A blend of driving rock and roll tunes and a few Ben Folds-type ballads. Songs about murder, disillusionment and not taking no for an answer.
Immediately after finishing Maddy Meyer's album, I began recording demos for my next project, Warts and All, which I anticipated completing by the fall. It took another six months to make good, and a full 4 1/2 years after my last solo effort, Pause, and though the process was a bit grueling, it was worth it.
On March 13, 2011, I wrote to myself in a notebook, "Time to get serious about compiling songs for another CD. Been too long. Have great ideas that I'm not completing. So first things first: narrow down ideas to focus on. If some don't work, move on to second tier of ideas. Could be that a theme or style develops over time that might better focus the project."
A theme did sort of develop: the idea was to make a rough and raw recording, warts and all (get it?). Ultimately, I ended up giving in to the perfectionist tendencies that the computer age has helped fuel, and the end result sounds as good as my last few efforts. So while you may still find some warts on the album, it isn't due to a lack of heart-wrenching decisions and mixing tweaks.
Underneath my note from March 13, I wrote down twenty "songs" - ideas, really - that showed some promise, most of which I'd recorded briefly on my hand-held recorder over the previous couple of years. After a few months, I narrowed the list down and completed the gaps. Some songs needed more lyrics ("The Part of You"), some needed a new section ("There is no Reason"), others only had an opening chord progression and needed lyrics and melody ("Daisy Chain"). It was kind of a mess, yet somehow the songs took form, especially after laying down basic tracks.
I knew I would need to recruit a drummer, and I asked my old friend from high school and college, Jim Johnston. During a stifling-hot weekend in August we completed all the necessary drum tracks, Jim's first recording ever and first extensive drum playing in many a year. This was okay, because it was the first time I'd attempted to record drums on my own, so we were both kind of winging it. Even though I added synthetic drums to help rectify certain problem areas, the finished product sounds much more "urgent" or "alive" than could have been achieved with synthetic drums alone. The live drums really make the tunes jump. Many thanks to Jim and to Anthony Calderisi, who lent me drums and mics.

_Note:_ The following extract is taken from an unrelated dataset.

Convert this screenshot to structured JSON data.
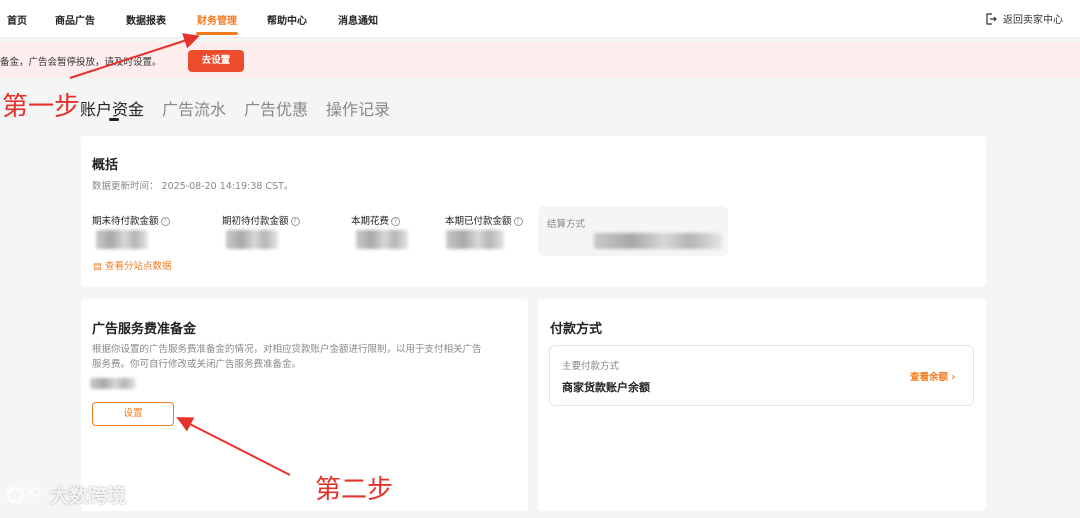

Once the drums were completed, I added bass, guitar, keys and vocals, with my daughter Jessica helping out on "Daisy Chain" and Sarah playing baritone horn on "Man on a Wire." Bruce Hook - a constant contributor for me and always willing and affable - plays saxophone on two tunes. I finished recording in October and took my first stab at mixing a few tunes. Lackluster results led me to wonder just what in hell I was doing.
After a few months of procrastinating, I finally asked Tim Marin, musical director and bass player for The Chi-Town Showstoppers, a band I play keyboards for, if he would consider helping out with mixing and mastering. His ears helped guide me to fix various problems with the mixes, and after two months of mixing and remixing, he applied his mastering tricks to complete the process, but not before imploring me to record a real trumpet for "Man on a Wire." Enter Dave Jelinek, who only a week before mastering the CD, laid down a nice part to compliment the sax and baritone horn.
In the meantime, my daughter Sarah, after two false starts, came up with a new idea for the cover art, and it couldn't have captured the theme better. Great cover.
By the end of the project, it had become apparent that I'd taken my 2004 computer about as far as it can go. I need to retool my recording studio before the next project or risk losing the rest of my hair.